Expanding the Pool of Teachers Policy
The state should help to make licenses fully portable among states, with appropriate safeguards.
Montana does not support licensure reciprocity for certified teachers from other states.
Regrettably, Montana has not yet implemented mandatory subject-matter testing for any teachers as part of its certification policy.
Teachers with valid out-of-state professional certificates may be eligible for a comparable Montana certificate. Applicants must meet "minimal education licensure requirements," which include a bachelor's degree from a regionally accredited institution of higher learning, six semester credits in any coursework under a department of education from an accredited education preparation program and verification of student teaching or one year of teaching experience.
In addition, transcripts are required for all out-of-state applicants. However, it is not clear whether the state analyzes these transcripts to determine whether a teacher was prepared through a traditional or alternate route or whether additional coursework will be required.
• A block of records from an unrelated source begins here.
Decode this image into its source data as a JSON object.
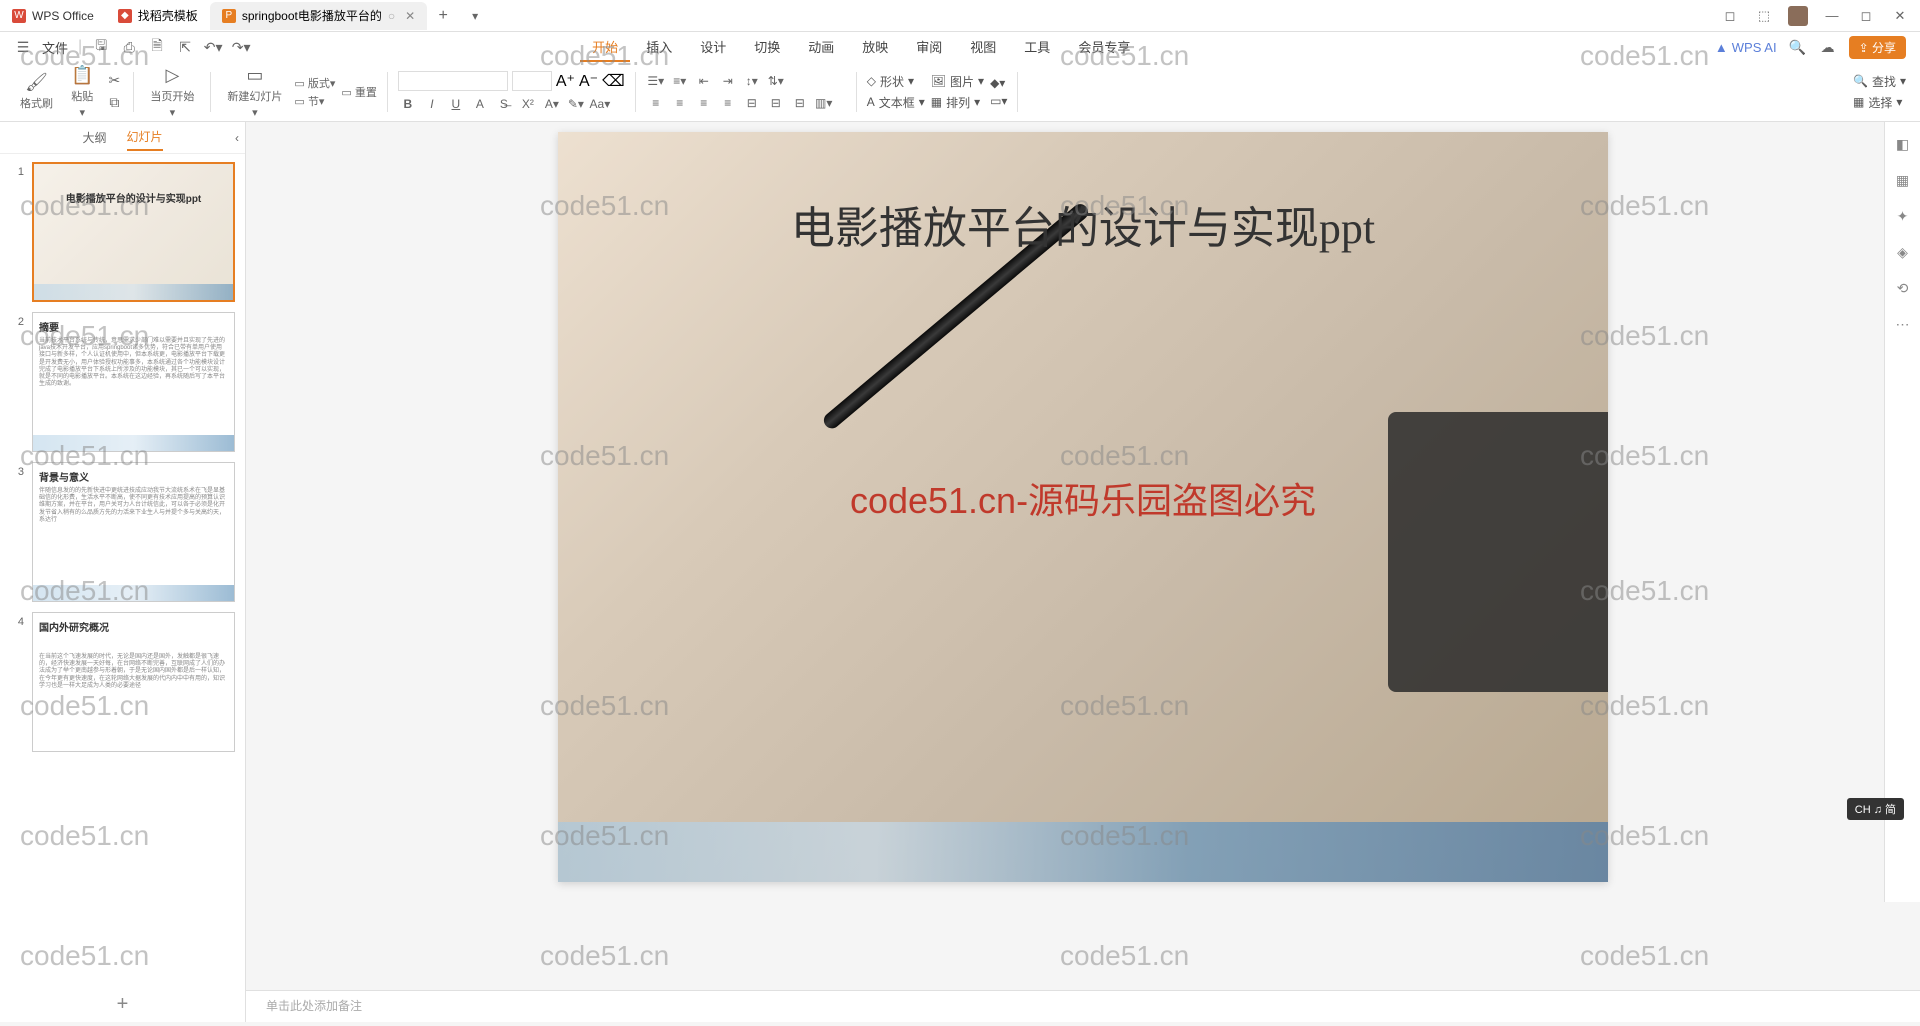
{
  "app": {
    "name": "WPS Office"
  },
  "tabs": [
    {
      "label": "找稻壳模板"
    },
    {
      "label": "springboot电影播放平台的",
      "active": true
    }
  ],
  "file_menu": "文件",
  "menu_tabs": {
    "start": "开始",
    "insert": "插入",
    "design": "设计",
    "transition": "切换",
    "animation": "动画",
    "slideshow": "放映",
    "review": "审阅",
    "view": "视图",
    "tools": "工具",
    "member": "会员专享"
  },
  "wps_ai": "WPS AI",
  "share": "分享",
  "ribbon": {
    "format_painter": "格式刷",
    "paste": "粘贴",
    "current_page": "当页开始",
    "new_slide": "新建幻灯片",
    "layout": "版式",
    "section": "节",
    "reset": "重置",
    "shape": "形状",
    "image": "图片",
    "textbox": "文本框",
    "arrange": "排列",
    "find": "查找",
    "select": "选择"
  },
  "sidebar": {
    "outline": "大纲",
    "slides": "幻灯片"
  },
  "thumbs": [
    {
      "num": "1",
      "title": "电影播放平台的设计与实现ppt"
    },
    {
      "num": "2",
      "title": "摘要"
    },
    {
      "num": "3",
      "title": "背景与意义"
    },
    {
      "num": "4",
      "title": "国内外研究概况"
    }
  ],
  "slide": {
    "title": "电影播放平台的设计与实现ppt",
    "watermark": "code51.cn-源码乐园盗图必究"
  },
  "notes_placeholder": "单击此处添加备注",
  "ime": "CH ♫ 简",
  "page_watermark": "code51.cn"
}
Montana is also a participant in the NASDTEC Interstate Agreement; however, the latest iteration of this agreement no longer purports to be a reciprocity agreement among states and thus is no longer included in this analysis.
Administrative Rules of Montana 10.57.201
Adopt testing requirements and then require that teachers coming from other states meet those requirements.
Montana should adopt testing requirements that require all teachers, without exception, to pass licensing tests within one year of hire. The negative impact on student learning stemming from a teacher's inadequate subject-matter knowledge is not mitigated by the teacher's having attained certification.
Offer a standard license to certified out-of-state teachers, absent unnecessary requirements.
Montana should consider discontinuing its requirement for the submission of transcripts. Transcript analysis is likely to result in additional coursework requirements, even for traditionally prepared teachers; alternate route teachers, on the other hand, may have to virtually begin anew, repeating some, most or all of a teacher preparation program in Montana.
Accord the same license to out-of-state alternate route teachers as would be accorded to traditionally prepared teachers.
Regardless of whether a teacher was prepared through a traditional or alternate route, all certified out-of-state teachers should receive equal treatment. State policies that discriminate against teachers who were prepared in an alternate route are not supported by evidence. In fact, a substantial body of research has failed to discern differences in effectiveness between alternate and traditional route teachers.
Montana declined to respond to NCTQ's analyses.